● **Task statement**
Please go line by line through the material and copy each one containing the word "chat".

● **Information provided**
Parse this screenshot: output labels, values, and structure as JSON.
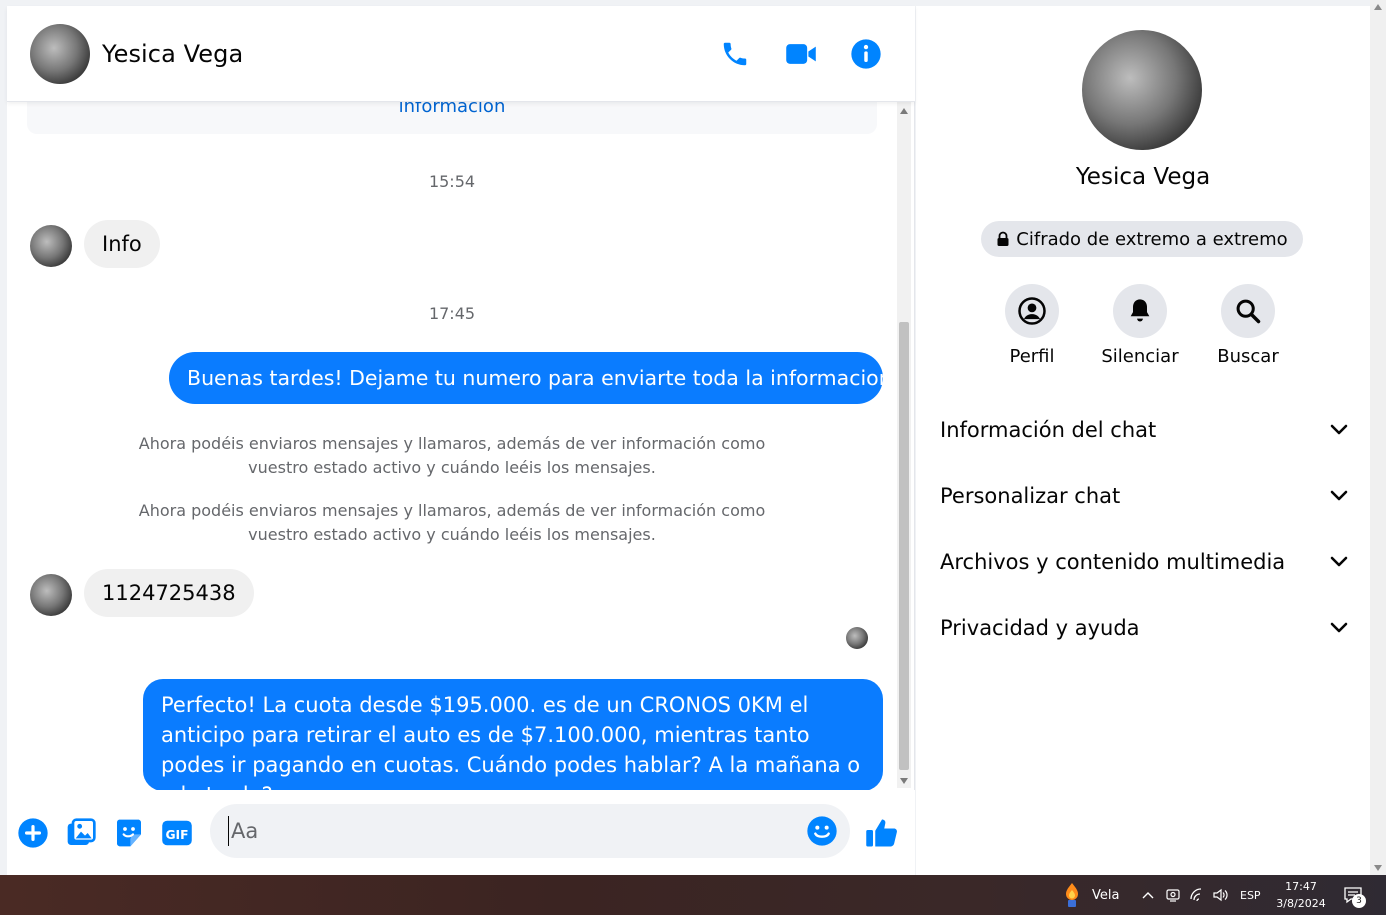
{
  "chat": {
    "contact_name": "Yesica Vega",
    "card_link": "información",
    "timestamps": [
      "15:54",
      "17:45"
    ],
    "messages": {
      "m1": "Info",
      "m2": "Buenas tardes! Dejame tu numero para enviarte toda la informacion.",
      "m3": "1124725438",
      "m4": "Perfecto! La cuota desde $195.000. es de un CRONOS 0KM el anticipo para retirar el auto es de $7.100.000, mientras tanto podes ir pagando en cuotas. Cuándo podes hablar? A la mañana o a la tarde?"
    },
    "system_notes": [
      "Ahora podéis enviaros mensajes y llamaros, además de ver información como vuestro estado activo y cuándo leéis los mensajes.",
      "Ahora podéis enviaros mensajes y llamaros, además de ver información como vuestro estado activo y cuándo leéis los mensajes."
    ],
    "composer_placeholder": "Aa",
    "gif_label": "GIF"
  },
  "info_panel": {
    "name": "Yesica Vega",
    "encryption_badge": "Cifrado de extremo a extremo",
    "actions": [
      {
        "label": "Perfil",
        "icon": "profile-icon"
      },
      {
        "label": "Silenciar",
        "icon": "bell-icon"
      },
      {
        "label": "Buscar",
        "icon": "search-icon"
      }
    ],
    "sections": [
      "Información del chat",
      "Personalizar chat",
      "Archivos y contenido multimedia",
      "Privacidad y ayuda"
    ]
  },
  "taskbar": {
    "weather_label": "Vela",
    "language": "ESP",
    "time": "17:47",
    "date": "3/8/2024",
    "notifications": "3"
  },
  "colors": {
    "accent": "#0a7cff",
    "icon_blue": "#0084ff",
    "incoming_bubble": "#f0f0f0",
    "secondary_text": "#65676b"
  }
}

● **Exercise solution**
  "chat": {
      "Información del chat",
      "Personalizar chat",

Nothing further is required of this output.